[Start of Attachment]
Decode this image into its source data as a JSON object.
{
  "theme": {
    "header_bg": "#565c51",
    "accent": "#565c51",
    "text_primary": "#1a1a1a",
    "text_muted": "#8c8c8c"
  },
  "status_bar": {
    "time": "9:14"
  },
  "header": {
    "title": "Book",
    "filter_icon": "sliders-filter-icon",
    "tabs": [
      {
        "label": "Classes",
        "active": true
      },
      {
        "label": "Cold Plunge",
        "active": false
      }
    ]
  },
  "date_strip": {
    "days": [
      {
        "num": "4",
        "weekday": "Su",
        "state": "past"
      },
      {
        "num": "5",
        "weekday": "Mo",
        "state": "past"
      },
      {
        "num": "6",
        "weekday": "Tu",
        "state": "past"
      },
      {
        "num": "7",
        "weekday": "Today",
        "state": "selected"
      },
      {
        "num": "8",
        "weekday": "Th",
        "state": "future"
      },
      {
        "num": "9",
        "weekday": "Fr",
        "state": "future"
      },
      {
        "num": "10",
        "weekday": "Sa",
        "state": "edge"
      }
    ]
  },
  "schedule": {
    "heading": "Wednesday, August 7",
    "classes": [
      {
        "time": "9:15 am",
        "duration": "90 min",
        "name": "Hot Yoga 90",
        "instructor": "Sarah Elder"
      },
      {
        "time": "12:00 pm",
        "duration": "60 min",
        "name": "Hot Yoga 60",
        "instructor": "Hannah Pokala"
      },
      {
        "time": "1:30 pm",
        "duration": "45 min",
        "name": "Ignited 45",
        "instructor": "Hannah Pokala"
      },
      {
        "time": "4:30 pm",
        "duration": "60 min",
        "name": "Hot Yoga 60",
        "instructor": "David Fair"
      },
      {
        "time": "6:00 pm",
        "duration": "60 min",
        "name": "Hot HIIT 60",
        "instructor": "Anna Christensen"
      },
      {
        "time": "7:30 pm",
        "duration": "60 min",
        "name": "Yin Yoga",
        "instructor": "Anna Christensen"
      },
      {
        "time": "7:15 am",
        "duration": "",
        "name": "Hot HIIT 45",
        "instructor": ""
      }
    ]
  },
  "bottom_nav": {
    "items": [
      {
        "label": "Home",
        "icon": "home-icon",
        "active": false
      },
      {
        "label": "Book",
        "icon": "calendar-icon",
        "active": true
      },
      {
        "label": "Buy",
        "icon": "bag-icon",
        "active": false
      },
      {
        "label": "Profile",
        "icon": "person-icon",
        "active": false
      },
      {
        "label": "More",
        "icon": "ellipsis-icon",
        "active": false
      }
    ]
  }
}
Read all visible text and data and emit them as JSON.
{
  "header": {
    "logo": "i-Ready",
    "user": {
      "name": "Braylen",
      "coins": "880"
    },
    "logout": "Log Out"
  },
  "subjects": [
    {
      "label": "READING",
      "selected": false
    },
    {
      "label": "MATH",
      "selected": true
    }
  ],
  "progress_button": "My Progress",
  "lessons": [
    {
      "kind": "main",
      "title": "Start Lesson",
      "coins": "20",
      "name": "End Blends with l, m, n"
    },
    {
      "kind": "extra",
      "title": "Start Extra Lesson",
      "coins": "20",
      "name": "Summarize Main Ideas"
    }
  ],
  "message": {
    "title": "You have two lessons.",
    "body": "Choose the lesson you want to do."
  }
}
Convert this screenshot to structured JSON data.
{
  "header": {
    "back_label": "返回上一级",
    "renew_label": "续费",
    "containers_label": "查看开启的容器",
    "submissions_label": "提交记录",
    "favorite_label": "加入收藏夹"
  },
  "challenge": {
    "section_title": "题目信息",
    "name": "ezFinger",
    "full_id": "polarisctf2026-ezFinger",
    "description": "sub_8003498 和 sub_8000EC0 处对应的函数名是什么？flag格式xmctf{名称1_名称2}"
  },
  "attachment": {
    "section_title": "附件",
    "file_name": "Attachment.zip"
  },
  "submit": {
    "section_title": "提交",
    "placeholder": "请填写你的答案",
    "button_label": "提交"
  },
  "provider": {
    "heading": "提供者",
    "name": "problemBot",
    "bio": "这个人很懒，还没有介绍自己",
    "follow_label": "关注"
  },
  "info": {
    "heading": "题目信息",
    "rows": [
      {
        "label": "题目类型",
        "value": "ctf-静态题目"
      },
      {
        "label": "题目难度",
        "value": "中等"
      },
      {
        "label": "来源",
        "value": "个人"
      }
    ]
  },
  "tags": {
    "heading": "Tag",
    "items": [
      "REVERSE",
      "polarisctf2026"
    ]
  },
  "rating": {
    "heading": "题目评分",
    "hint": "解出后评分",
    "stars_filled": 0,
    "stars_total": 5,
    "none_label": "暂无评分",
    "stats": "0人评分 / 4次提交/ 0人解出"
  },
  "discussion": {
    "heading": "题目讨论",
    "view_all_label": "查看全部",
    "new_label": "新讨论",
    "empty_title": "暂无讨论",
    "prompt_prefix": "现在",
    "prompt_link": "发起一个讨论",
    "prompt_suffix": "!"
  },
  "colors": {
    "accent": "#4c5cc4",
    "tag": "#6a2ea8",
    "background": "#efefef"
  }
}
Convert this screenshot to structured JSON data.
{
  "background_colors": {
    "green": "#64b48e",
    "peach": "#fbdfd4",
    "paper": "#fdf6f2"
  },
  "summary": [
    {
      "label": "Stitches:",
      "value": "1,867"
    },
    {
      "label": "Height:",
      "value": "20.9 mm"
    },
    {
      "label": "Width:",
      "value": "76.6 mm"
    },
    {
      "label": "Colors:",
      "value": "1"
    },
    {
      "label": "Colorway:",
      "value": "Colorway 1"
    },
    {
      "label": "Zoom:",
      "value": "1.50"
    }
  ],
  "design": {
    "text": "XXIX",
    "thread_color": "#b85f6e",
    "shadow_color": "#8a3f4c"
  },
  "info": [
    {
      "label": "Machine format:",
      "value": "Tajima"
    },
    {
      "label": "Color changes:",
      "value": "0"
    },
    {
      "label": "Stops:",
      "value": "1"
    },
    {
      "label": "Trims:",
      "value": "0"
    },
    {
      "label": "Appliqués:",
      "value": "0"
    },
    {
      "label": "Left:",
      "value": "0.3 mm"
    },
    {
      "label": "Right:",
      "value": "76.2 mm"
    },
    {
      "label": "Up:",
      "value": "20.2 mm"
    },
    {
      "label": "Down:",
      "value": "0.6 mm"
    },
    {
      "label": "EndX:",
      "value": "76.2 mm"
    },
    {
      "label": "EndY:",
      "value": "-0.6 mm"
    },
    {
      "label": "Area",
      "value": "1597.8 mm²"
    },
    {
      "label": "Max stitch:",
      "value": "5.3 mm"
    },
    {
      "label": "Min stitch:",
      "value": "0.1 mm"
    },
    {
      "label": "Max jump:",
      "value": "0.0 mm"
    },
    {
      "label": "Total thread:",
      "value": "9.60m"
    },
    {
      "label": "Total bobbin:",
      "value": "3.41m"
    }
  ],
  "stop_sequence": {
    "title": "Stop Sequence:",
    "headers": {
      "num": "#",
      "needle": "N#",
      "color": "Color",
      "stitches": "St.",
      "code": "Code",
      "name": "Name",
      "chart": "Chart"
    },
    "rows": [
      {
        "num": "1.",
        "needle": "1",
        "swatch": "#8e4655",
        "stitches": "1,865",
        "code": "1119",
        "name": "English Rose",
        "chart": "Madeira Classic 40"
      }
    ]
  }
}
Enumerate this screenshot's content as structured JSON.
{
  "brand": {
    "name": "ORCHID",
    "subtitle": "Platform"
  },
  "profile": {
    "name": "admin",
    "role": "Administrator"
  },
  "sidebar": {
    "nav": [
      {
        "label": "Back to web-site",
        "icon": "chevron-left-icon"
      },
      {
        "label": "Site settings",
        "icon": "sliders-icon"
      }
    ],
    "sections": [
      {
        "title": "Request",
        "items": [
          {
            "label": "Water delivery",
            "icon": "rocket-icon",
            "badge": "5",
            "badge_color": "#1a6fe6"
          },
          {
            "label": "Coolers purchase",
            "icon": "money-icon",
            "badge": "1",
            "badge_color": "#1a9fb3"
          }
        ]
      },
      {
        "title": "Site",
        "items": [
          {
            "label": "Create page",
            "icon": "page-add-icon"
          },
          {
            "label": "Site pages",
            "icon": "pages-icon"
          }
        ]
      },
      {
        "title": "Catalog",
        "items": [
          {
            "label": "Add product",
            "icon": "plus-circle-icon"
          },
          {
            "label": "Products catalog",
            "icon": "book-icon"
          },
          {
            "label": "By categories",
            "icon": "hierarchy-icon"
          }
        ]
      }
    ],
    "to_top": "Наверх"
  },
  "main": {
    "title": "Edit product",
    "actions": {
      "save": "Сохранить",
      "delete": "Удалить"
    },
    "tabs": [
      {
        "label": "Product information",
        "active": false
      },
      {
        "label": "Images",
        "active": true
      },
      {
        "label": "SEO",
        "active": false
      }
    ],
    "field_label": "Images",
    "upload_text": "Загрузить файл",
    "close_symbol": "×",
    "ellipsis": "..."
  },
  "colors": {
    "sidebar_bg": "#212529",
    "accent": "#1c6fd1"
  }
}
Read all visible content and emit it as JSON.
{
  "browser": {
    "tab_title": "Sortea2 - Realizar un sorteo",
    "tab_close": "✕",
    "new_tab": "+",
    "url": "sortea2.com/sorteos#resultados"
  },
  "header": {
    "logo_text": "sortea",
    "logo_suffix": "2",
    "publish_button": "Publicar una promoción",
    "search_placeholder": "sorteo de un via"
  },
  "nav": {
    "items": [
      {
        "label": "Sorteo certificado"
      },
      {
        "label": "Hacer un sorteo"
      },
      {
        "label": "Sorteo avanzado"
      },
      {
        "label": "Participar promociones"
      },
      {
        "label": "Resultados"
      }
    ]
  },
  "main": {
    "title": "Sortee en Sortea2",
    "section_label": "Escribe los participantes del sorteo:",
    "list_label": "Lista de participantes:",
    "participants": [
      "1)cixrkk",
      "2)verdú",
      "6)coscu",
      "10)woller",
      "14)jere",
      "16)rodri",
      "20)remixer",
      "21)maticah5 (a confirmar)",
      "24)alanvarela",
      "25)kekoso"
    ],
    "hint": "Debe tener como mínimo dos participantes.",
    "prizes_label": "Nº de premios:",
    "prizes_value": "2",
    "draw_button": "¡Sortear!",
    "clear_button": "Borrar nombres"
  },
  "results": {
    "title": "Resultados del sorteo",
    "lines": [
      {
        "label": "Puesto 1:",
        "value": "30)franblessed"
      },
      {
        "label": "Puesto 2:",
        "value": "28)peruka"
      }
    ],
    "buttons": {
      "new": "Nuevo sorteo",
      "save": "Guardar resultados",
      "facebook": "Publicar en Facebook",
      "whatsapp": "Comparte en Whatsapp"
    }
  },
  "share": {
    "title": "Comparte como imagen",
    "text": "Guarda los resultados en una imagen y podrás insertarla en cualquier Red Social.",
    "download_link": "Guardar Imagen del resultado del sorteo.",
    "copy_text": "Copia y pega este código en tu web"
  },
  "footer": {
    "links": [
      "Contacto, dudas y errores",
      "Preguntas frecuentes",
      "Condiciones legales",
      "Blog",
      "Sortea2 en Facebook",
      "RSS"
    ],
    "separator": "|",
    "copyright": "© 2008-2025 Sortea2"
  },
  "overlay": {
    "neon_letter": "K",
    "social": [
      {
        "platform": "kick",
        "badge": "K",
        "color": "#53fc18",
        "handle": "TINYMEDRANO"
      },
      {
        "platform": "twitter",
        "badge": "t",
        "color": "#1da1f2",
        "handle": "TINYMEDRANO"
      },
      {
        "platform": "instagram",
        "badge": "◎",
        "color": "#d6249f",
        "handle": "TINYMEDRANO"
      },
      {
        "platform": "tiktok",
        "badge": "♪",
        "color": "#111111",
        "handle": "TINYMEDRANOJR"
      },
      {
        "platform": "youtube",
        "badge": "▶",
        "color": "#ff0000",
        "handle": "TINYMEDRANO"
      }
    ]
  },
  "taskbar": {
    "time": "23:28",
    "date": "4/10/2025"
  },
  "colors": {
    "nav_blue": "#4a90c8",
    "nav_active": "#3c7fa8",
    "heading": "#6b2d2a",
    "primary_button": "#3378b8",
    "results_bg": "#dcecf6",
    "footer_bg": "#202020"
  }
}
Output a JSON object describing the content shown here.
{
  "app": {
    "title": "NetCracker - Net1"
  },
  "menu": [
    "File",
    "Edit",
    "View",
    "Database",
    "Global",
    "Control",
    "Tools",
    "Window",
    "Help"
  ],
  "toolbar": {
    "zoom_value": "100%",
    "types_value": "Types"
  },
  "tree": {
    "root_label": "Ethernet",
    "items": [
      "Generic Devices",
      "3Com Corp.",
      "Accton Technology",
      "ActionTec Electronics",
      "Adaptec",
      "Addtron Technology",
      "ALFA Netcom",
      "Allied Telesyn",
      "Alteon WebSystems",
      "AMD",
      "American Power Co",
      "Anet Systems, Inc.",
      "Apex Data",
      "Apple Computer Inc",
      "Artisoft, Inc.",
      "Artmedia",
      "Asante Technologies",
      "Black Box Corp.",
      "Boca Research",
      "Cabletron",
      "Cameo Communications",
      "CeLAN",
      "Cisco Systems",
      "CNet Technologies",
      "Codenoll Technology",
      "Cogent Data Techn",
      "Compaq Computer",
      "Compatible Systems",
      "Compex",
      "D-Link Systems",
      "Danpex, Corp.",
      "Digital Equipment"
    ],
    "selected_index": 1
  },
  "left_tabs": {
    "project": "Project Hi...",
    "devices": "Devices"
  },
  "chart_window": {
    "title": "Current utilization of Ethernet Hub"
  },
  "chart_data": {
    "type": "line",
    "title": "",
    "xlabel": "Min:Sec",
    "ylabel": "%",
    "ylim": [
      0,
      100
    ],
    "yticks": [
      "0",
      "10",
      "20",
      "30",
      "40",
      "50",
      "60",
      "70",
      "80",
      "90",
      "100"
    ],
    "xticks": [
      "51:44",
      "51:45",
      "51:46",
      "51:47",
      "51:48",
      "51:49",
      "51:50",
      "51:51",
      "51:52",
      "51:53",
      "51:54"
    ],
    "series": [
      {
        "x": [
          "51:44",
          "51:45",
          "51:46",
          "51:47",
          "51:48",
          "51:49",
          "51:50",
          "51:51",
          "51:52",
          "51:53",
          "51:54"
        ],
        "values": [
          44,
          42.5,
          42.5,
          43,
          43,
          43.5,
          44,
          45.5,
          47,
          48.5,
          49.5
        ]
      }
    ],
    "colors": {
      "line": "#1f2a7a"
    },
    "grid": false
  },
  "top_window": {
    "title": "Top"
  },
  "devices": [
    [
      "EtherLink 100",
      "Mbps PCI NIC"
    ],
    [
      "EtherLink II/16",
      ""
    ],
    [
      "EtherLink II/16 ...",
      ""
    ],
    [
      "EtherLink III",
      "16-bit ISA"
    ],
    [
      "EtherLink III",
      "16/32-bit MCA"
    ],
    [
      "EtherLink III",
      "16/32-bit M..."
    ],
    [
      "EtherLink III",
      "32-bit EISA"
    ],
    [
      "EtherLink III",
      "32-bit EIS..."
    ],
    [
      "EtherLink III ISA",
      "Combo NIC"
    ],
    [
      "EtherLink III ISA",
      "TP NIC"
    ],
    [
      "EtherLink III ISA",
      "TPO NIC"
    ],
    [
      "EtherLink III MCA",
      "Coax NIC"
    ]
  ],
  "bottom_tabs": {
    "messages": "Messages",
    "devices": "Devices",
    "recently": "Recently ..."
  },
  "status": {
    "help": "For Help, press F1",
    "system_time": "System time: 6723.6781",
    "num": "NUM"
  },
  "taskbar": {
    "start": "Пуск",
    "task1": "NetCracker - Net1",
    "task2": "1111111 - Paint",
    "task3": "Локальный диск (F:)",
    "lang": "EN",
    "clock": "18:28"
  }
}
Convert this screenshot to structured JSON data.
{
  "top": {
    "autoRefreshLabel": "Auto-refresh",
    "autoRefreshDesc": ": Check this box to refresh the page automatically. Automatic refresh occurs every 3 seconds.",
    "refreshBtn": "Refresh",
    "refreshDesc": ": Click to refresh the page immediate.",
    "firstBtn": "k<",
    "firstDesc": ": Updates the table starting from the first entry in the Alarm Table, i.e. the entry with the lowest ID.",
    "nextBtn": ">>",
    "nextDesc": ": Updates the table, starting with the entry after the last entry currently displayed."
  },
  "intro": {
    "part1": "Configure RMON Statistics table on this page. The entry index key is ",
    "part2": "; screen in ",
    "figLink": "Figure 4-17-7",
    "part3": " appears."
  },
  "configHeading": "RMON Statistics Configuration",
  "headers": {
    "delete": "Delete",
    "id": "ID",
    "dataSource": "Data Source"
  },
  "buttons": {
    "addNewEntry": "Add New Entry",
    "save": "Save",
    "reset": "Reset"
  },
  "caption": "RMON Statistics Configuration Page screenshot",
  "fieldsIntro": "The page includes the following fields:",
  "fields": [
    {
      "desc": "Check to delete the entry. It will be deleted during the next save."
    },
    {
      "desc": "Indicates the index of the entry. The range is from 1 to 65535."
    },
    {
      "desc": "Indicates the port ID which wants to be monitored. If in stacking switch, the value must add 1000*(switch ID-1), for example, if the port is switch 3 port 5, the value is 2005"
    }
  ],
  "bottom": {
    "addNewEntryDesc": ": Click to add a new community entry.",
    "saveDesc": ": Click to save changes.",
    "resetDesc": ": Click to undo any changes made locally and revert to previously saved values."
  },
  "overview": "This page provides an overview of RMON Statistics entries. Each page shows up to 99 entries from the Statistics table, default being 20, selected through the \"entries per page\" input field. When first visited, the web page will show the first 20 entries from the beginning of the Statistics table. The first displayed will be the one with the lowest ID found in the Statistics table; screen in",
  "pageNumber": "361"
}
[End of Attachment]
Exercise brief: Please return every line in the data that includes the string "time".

Solution for this task:
    "time": "9:14"
        "time": "9:15 am",
        "time": "12:00 pm",
        "time": "1:30 pm",
        "time": "4:30 pm",
        "time": "6:00 pm",
        "time": "7:30 pm",
        "time": "7:15 am",
    "time": "23:28",
    "system_time": "System time: 6723.6781",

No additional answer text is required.